It requires the health and ability of young women. So in her wisdom, she created a system in which women cannot bear children once they are into their forties. There is a reason for this.
The reason is what I call the Prime Directive of parenting. My definition of the Prime Directive is that all young have a right to expect that those who bore them will raise them to maturity. In the animal kingdom there are species in which the fertilization of the egg is the end of any needed care and parenting. But we humans are much more complex. We need active parenting for about eighteen years and support and guidance for the next decade. Raising human children is not for the aged.
Let’s say that Maria and Joseph are a typical couple living on the North Shore. Maria is forty-five and her husband forty-eight. They have two children, Sam who’s 13 years old and Angela 11. Maria’s mother is 70 years old and starting to need some support so Maria needs to take her shopping weekly and arrange for a cleaning lady. Her Dad is having some health problems so she takes him to the doctor on a regular basis. Joseph’s father is not longer living but his Mom is and she phones daily with requests for help and support of one sort or another. Maria and Joseph are the epitome of what we now call the sandwich generation. Because the average age for childbirth is rising, the inevitability of caring for children and seniors simultaneously is becoming more common. It’s difficult, but somehow fair. At their age, looking after their parents is a reasonable expectation.
But now, from time to time I pick up my newspaper and read about a post-menopausal woman having a child. And it gives me pause, and causes me to think about the Prime Directive and the sandwich generation.
What if Maria had been sixty-one when Sam was born? She would be 74 years old when Sam reaches his teens. It is likely that he will have no grandparents and that during these important adolescent years he and his sister, Angela will be busy with senior care. They will be needed to care for their now-aged parents.
Is this fair? Is it ethical?
I don’t think so. Women have fought long and hard for reproductive rights. The right to birth control, the right to say no and the right to assisted reproduction when Mother Nature isn’t cooperating. There are many ways that science can assist parents to have a baby; artificial insemination, harvested eggs, frozen sperm and surrogate mothers to name the most popular. And for woman of childbearing years I say hallelujah. Let’s let science help. Parents who truly want children and will go to these lengths to become parents are going to do a fabulous job raising the next generation. Reproductive rights are a good thing.
But, what about the child’s rights?
The Prime Directive says that a newborn should have a reasonable expectation of being cared for to maturity. A 60 year old mother of a newborn makes the very unlikely. The child can reasonably expect to be caring for his mother and probably his father instead of attending the Junior Prom. When he gets his driver’s license it will be handy for taking his parents to their medical appointments. Before he finishes high school he may be researching assisted living facilities for seniors. Is this fair? Is this reasonable? Of course not. It is certainly true that not all parents live to see their children reach adulthood, but if they are of childbearing age when the child is born it is a reasonable expectation.

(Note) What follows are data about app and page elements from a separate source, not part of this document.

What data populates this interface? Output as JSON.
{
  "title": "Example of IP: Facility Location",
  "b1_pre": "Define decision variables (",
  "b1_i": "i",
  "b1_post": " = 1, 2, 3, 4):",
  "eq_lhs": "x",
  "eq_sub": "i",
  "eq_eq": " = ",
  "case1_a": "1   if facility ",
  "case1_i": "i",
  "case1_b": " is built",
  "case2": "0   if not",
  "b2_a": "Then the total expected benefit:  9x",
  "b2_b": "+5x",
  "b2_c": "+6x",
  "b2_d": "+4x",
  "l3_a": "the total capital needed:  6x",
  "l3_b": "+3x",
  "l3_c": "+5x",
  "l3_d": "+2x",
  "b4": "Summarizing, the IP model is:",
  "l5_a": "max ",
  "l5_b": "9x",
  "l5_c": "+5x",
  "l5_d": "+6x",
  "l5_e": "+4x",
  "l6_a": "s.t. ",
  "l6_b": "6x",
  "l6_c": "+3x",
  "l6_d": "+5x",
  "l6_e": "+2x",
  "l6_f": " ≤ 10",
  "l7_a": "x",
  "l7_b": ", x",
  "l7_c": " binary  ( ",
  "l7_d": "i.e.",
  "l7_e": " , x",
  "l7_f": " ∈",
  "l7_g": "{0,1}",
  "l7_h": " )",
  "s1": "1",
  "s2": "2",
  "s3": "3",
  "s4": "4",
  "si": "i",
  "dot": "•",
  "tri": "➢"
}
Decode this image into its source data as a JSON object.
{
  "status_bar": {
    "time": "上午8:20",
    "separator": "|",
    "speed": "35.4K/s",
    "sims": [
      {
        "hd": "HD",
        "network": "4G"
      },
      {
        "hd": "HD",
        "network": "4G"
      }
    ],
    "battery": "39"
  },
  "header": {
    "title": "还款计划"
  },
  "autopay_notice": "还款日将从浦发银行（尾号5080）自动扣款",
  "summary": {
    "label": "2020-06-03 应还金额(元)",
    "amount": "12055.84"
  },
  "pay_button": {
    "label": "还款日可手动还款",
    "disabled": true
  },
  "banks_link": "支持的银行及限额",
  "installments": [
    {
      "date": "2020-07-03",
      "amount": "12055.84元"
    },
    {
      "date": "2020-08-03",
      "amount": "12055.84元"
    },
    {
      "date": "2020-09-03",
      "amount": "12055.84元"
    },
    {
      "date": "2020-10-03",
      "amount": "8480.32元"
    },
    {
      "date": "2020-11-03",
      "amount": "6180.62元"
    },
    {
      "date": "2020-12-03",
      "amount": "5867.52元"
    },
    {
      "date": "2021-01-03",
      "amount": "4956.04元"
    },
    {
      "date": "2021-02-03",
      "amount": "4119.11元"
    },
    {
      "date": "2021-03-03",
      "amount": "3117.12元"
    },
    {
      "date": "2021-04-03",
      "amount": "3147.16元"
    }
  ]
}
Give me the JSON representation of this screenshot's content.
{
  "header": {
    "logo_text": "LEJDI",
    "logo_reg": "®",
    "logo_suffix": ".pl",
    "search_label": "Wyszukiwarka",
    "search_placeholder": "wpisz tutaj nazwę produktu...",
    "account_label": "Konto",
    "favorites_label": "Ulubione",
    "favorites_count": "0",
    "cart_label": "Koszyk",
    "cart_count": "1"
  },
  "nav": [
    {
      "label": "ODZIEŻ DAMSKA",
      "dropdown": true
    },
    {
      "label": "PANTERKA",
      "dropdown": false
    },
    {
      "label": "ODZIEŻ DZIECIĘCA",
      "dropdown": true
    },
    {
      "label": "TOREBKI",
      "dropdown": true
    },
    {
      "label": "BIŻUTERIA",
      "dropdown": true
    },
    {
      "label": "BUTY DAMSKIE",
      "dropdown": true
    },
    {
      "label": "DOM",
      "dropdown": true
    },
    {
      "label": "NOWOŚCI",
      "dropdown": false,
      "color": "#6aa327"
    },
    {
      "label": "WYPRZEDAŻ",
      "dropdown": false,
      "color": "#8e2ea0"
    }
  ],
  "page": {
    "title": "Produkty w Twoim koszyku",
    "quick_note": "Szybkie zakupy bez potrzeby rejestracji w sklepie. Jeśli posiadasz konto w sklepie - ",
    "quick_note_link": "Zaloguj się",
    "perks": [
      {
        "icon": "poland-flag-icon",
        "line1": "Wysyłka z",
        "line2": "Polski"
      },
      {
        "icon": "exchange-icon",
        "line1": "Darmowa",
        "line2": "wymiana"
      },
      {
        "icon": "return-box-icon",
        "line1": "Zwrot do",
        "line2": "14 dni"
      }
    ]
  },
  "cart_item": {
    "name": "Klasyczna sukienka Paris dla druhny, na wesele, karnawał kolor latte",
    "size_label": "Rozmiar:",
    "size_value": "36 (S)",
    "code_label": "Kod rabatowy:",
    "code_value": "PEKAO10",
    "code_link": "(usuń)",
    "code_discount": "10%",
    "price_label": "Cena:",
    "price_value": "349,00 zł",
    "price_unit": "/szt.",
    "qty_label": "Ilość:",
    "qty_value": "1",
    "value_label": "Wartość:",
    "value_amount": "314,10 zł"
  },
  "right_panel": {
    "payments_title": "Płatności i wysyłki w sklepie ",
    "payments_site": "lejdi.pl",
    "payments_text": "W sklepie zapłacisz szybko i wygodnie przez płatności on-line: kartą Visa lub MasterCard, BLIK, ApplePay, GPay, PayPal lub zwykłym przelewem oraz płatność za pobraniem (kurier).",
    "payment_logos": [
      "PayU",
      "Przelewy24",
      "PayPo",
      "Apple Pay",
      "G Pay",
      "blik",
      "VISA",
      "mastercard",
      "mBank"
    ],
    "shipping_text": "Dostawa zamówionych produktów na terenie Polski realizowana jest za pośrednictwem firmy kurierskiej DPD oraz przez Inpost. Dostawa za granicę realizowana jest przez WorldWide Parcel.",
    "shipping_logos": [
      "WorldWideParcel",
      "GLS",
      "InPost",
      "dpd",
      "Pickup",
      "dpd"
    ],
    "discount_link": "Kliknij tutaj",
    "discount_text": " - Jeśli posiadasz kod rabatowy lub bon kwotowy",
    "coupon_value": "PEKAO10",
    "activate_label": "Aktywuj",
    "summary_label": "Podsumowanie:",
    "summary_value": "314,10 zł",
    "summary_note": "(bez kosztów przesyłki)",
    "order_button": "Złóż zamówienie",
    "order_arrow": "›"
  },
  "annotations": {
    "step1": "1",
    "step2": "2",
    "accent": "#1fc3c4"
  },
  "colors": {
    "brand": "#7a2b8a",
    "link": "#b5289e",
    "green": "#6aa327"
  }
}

Next time you read a story in the paper about a 60 something woman who just wanted to have a baby and felt she had the right to this experience, think of the child. Think of the child not just as a cute and wanted newborn. Think of all his needs over the next 18 years while his parents enter their 70s and 80s.
Just because we have the technology doesn’t mean we should use it.